Whether it’s Formula 1, World Rally Championship or down-and-dirty street racing, these high-octane games have always been popular on home consoles. The latest tech makes it more realistic than ever and if you’re not going to disturb anyone else, why not ditch the gaming headphones, fire up the surround sound or soundbar and just let that engine noise wash over you.
Both Forza 7 for Xbox and Gran Turismo Sport on the PlayStation – the classics when it comes to the racing genre – have been given an HDR graphics boost and the results speak for themselves.
Roleplaying Games (RPG)
The RPG genre goes back to the dawn of home gaming and there’s a lot to love. The genre can be a bit of a catch-all and you’ll find plenty of RPGs that edge into FPS or Action Adventure. The epic sized RPGs – we’re thinking the Fallout series, Skyrim, Dragon Age – are perfect for TV gaming.

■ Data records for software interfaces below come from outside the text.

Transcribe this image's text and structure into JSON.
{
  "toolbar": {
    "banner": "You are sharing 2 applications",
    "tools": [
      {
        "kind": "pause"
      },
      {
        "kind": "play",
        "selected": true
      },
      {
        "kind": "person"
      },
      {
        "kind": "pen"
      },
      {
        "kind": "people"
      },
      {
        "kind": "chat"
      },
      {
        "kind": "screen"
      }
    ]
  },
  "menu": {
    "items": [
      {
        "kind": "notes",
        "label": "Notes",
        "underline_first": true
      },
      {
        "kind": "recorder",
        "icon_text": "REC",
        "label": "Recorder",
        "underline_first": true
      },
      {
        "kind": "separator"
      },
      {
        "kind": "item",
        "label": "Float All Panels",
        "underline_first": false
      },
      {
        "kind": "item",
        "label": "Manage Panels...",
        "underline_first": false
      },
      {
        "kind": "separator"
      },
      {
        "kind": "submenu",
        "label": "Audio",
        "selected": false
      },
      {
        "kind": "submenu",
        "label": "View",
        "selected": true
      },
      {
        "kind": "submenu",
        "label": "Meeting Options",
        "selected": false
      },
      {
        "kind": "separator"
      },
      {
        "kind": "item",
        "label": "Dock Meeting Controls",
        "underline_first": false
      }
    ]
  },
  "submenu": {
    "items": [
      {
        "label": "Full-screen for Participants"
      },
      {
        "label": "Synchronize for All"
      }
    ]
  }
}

Anything with meticulously designed worlds and environments lends itself to a bigger screen experience, while the RPGs that feature ‘turn-based combat, where you can pause and figure your next attack, mean you’re able to relax into that couch and still get the best experience.
A bit like the RPG, this is another catch-all genre that sweeps up more than a few very different games. Perhaps on the best example is the Assassin’s Creed series which, for ten years now, has been making award-winning games that are set in sprawling open-world historical settings.
There’s nothing inherent in the demands that it be played on a TV, but like the RPG, it’s usually the way the game has been designed that benefits from a TV experience. The upcoming new Assassin’s Creed Origins even has a combat-free exploration mode to turn the gaming into a living museum to explored at your leisure.
Of course, one of the best-loved action adventure games of recent times is Nintendo’s Zelda: Breath of the Wild. Although it was made for the handheld Nintendo Switch console, you can buy a TV dock and play this award winner on your TV – although I think it actually looks a little smoother on the smaller Switch screen.
Sadly, this venerable genre isn’t one we’d recommend for your TV. These are games that are best for the PC and while you might have a great gaming PC set up for your TV, it’s the highly desirable mouse and keyboard combo that can make it tricky in the lounge room: for one thing, the tiny icons and meters rarely scale well for people sitting away from the screen.
There are exceptions, like 2009’s Halo Wars, but they’re few and far between.
Using your TV is arguably the only way to play party games. Whether it’s Guitar Hero, Singstar, Wii Sports or, er, Johann Sebastian Joust, having the space of a lounge room and a screen large enough that everybody can see from behind the sofa is essential for getting the best out of these timeless favourites.
#HisenseHack: If you’re playing 4K games, make sure your games console or PC is attached to an HDMI port that supports 4K!